WASHINGTON (AP) -- The U.S. Supreme Court has rejected an appeal from clothing companies that claim they have legal rights to sell shirts with the image of reggae icon Bob Marley.
The justices on Monday let stand a lower court ruling that said the merchandisers had used his likeness to sell clothing at Walmart, Target and other stores without permission from Marley's children.
Marley's heirs control the rights to the reggae star's image through a company called Fifty-Six Hope Road Music. The company sued rivals A.V.E.L.A. and others in 2008, arguing that their sales of Marley merchandise violated federal trademark law. A federal court ordered the companies to pay more than $1 million in profits and damages.
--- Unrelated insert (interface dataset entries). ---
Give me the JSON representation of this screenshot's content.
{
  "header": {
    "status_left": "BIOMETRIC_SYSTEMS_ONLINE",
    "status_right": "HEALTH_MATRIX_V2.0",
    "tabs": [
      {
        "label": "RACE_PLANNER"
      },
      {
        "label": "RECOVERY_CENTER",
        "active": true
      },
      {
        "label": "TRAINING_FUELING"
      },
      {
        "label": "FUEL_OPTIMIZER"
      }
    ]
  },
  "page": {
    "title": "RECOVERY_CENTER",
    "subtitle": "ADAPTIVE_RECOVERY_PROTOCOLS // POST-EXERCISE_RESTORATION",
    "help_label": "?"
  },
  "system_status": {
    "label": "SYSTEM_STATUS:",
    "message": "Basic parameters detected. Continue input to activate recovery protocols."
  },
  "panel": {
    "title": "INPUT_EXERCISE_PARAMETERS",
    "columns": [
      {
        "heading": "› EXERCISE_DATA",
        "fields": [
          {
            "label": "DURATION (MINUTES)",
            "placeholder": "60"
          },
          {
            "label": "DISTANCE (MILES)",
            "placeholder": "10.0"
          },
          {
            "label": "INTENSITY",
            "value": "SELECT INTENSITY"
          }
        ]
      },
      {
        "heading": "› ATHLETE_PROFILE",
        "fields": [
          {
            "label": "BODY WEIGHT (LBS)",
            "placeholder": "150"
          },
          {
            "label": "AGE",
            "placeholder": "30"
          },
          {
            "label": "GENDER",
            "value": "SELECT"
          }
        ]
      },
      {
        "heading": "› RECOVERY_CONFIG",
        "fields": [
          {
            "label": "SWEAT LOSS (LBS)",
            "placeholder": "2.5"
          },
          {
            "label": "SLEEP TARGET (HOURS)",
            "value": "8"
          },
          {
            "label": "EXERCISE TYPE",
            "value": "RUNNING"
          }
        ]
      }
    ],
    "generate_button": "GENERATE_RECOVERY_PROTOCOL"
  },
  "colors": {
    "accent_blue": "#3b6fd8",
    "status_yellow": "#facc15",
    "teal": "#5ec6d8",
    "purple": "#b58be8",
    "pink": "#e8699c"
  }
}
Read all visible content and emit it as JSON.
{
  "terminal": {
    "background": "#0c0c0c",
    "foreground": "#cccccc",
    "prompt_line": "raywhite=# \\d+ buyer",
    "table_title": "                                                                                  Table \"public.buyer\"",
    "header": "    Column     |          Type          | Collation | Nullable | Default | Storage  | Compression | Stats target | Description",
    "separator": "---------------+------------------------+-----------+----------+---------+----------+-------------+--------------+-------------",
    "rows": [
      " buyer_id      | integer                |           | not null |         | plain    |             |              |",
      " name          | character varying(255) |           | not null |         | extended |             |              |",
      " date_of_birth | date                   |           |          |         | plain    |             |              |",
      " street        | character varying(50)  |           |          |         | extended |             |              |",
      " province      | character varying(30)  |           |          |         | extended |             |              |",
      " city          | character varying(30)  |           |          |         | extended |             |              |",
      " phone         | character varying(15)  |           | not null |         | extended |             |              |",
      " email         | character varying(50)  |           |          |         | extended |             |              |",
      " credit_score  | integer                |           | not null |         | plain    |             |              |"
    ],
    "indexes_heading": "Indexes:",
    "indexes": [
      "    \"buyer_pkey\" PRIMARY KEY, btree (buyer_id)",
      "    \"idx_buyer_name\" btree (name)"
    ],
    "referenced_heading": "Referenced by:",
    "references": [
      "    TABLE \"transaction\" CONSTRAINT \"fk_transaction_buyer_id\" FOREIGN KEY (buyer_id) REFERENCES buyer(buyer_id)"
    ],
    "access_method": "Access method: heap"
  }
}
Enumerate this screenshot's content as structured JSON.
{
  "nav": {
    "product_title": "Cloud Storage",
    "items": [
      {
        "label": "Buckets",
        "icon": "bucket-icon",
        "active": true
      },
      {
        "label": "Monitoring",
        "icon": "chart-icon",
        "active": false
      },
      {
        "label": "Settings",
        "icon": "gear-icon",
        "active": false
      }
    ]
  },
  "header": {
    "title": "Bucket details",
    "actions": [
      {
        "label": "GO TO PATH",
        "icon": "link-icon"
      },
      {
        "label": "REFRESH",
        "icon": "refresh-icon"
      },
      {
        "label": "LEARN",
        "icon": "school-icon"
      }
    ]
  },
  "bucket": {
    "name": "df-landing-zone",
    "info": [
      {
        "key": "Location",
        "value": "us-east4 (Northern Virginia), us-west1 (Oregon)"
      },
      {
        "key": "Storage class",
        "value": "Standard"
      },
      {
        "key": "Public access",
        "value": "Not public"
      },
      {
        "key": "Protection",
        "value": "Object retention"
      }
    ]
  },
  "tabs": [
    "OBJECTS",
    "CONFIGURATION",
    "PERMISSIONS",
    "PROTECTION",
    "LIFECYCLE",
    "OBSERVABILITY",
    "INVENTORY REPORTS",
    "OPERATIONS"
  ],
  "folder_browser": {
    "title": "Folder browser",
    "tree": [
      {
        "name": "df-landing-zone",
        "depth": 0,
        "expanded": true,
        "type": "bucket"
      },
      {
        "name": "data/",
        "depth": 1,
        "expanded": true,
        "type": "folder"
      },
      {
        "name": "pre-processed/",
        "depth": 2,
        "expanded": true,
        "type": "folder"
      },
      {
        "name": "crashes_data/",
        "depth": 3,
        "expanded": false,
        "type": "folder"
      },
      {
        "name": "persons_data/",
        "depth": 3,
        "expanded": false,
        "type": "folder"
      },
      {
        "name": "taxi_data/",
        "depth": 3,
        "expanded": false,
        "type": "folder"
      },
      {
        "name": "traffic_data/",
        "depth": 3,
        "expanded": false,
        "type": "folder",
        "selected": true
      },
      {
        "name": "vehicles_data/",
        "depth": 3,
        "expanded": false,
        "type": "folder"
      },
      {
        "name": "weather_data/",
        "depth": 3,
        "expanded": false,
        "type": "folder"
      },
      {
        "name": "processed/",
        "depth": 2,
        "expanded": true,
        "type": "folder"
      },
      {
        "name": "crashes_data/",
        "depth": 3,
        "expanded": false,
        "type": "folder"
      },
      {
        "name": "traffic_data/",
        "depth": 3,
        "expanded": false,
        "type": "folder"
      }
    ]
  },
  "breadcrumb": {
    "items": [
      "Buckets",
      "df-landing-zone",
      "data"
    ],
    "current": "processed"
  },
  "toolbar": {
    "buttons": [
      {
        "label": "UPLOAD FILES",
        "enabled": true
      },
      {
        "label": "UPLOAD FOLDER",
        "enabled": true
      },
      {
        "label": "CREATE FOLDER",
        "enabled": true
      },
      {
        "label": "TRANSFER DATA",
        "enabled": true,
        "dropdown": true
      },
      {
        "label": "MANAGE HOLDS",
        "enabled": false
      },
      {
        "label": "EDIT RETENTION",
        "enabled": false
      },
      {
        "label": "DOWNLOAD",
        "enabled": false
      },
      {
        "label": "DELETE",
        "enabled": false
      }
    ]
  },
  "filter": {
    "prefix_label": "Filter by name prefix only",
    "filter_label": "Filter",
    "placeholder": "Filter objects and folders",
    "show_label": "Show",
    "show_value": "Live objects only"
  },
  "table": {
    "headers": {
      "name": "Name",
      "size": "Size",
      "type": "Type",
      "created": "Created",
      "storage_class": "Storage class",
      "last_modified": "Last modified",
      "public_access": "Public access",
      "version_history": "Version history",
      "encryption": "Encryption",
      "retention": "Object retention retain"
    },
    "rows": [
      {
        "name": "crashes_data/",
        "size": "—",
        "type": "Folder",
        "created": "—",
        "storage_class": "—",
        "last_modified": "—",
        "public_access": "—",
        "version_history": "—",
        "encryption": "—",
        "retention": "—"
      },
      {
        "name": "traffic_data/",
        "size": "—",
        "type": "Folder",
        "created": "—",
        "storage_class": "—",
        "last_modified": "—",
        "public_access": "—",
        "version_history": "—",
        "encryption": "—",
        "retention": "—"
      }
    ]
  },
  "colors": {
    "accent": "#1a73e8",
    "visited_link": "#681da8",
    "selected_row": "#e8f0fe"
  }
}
A federal appeals court agreed, citing evidence that consumers were confused about who endorsed the merchandise.